Your task: Locate each line in the records containing "name". Copy it.

(Data entries)
*****
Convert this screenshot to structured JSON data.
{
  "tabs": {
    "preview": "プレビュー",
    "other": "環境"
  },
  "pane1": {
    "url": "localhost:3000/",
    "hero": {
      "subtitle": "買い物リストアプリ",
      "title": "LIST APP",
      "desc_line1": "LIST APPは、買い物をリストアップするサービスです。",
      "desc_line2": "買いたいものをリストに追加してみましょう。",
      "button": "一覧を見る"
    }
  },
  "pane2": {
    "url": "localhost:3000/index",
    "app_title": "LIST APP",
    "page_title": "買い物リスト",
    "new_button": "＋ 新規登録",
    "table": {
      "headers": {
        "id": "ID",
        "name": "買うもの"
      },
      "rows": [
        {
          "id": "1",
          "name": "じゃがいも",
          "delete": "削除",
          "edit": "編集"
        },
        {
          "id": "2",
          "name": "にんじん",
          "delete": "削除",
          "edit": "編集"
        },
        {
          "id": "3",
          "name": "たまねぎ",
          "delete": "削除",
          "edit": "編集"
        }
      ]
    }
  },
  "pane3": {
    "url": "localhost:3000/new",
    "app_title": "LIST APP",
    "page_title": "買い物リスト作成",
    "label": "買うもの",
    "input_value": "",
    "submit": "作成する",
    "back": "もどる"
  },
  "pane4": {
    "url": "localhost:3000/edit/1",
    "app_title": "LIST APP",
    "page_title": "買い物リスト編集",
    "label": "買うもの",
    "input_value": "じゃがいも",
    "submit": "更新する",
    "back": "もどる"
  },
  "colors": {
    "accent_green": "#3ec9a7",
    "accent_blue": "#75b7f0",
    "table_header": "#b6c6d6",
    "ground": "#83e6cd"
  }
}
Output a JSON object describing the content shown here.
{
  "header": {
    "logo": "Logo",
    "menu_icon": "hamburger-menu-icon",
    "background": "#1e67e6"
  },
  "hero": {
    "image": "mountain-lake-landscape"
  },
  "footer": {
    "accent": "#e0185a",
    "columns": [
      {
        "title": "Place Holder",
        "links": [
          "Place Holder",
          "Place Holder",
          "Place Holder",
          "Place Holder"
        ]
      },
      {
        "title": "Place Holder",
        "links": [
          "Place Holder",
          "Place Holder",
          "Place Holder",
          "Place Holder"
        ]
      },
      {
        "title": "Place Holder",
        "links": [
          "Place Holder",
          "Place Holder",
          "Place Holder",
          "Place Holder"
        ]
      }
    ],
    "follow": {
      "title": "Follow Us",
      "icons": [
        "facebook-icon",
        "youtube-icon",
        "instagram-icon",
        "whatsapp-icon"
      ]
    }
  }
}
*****
Written response:
        "name": "買うもの"
          "name": "じゃがいも",
          "name": "にんじん",
          "name": "たまねぎ",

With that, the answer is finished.